Orlando Bloom gets to have the film’s most fun as the elf Legolas. He wryly grins as he jumps across wet dwarves to shoot, stab, and decapitate orc after orc. Legolas behaves more is more like a character from a video game than from literature. Of course the orcs are video-game villains too, infinitely replaceable and killable in one blow.

If you take the video-game comparison as a criticism, you might also criticize how few women there are in this adventure. Only Tauriel (Evangeline Lilly), an elf, gets to shoot arrows with the boys. At least she can hold her own. For me, I don’t necessarily think the film would have been better had it been less like a testosterone-fueled video game. Maybe that’s what makes it fun.

Spectacle

One of the most impressive special effects is the most common: a convincing sense of scale.

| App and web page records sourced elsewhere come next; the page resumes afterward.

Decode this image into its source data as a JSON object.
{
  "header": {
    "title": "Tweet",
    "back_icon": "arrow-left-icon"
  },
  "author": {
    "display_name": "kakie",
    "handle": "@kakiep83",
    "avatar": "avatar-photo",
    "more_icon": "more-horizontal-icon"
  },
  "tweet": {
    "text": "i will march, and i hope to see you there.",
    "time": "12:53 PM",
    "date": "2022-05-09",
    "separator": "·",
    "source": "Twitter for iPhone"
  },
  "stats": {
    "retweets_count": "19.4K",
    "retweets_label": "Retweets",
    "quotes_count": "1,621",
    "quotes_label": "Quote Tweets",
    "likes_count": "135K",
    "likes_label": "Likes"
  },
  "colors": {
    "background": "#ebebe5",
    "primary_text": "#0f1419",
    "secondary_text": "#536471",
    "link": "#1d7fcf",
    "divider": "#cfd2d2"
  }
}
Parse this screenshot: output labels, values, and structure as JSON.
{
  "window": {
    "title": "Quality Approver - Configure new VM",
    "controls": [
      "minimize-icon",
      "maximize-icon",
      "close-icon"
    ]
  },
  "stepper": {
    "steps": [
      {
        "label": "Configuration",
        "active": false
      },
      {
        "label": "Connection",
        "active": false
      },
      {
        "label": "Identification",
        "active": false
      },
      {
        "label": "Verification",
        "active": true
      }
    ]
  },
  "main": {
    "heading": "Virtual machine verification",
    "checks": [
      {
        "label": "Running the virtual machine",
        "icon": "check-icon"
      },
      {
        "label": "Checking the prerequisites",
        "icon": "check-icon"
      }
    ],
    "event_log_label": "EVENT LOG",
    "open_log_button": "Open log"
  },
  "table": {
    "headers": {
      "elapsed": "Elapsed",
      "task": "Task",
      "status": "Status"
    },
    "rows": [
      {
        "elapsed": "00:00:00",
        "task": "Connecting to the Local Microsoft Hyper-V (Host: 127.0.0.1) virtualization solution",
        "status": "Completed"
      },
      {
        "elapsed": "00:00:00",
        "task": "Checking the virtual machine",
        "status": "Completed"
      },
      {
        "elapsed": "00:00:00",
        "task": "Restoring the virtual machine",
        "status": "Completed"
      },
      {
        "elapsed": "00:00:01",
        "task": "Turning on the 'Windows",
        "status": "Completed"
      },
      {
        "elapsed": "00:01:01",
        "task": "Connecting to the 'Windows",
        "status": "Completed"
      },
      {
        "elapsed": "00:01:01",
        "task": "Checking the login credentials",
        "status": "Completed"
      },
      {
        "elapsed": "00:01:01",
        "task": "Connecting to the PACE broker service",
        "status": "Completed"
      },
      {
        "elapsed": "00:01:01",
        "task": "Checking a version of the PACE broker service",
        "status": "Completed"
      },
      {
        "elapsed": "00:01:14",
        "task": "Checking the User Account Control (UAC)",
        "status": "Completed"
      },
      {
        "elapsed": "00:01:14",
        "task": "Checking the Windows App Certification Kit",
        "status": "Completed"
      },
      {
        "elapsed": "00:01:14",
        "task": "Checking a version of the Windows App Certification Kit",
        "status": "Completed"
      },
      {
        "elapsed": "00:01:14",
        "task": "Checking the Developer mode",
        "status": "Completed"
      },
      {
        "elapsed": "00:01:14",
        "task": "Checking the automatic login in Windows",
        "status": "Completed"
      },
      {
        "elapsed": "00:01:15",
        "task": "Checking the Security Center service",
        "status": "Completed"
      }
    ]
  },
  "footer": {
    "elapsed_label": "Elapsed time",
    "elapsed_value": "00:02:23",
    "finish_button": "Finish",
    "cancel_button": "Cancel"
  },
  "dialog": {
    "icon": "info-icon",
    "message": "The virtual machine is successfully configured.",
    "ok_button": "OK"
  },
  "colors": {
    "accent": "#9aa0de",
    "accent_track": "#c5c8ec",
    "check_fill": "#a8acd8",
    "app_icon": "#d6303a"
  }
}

Jackson has perfected the trick of showing Gandalf as always a size larger than the dwarves, and Beorn a size larger than Gandalf. When the dwarves sit around Beorn’s table, they need two hands to pick up the mugs. Whenever there’s a two-shot, the actors all look “normal,” but also two sizes different.

But of course the most noticeable special effect is the impressive character Smaug, brought to believable life by the animators. You understand, without fanfare, the physiology and musculature that pulls Smaug’s face into a cunning smirk or stretches his throat as he inhales to breathe fire. More convincing than the facial animation is the sense of sheer mass you get whenever Smaug moves. Maybe it’s the treasure horde, each coin and cup individually rendered, grains of sand in a dune of gold. Perhaps it’s the 3-D: when Smaug is facing the camera, his body is “back there,” way off in the distance. Only Benedict Cumberbatch’s tenor voice seemed odd — it isn’t deep enough for a twenty-ton dragon, even if the serpentine tone fits.

The props in the Lord of the Rings films were praised for being hand-crafted by New Zealand artisans. I never really appreciated them until The Desloation of Smaug. In the crowded interiors of Laketown (and in the Inn at the film’s opening), I was convinced that everything on screen was made by medieval craftsman. The piles of cloth, the heavy iron weapons, even the strange bowl of walnuts used as a pillow for a wounded visitor in Bard’s house seems to have its own weight, provenance, and history.

These details are sure to make The Desloation of Smaug a repeat performer for teenage nerds. It’s the kind of fun yet serious adventure that’s likely to spawn a generation of movie-lovers like me.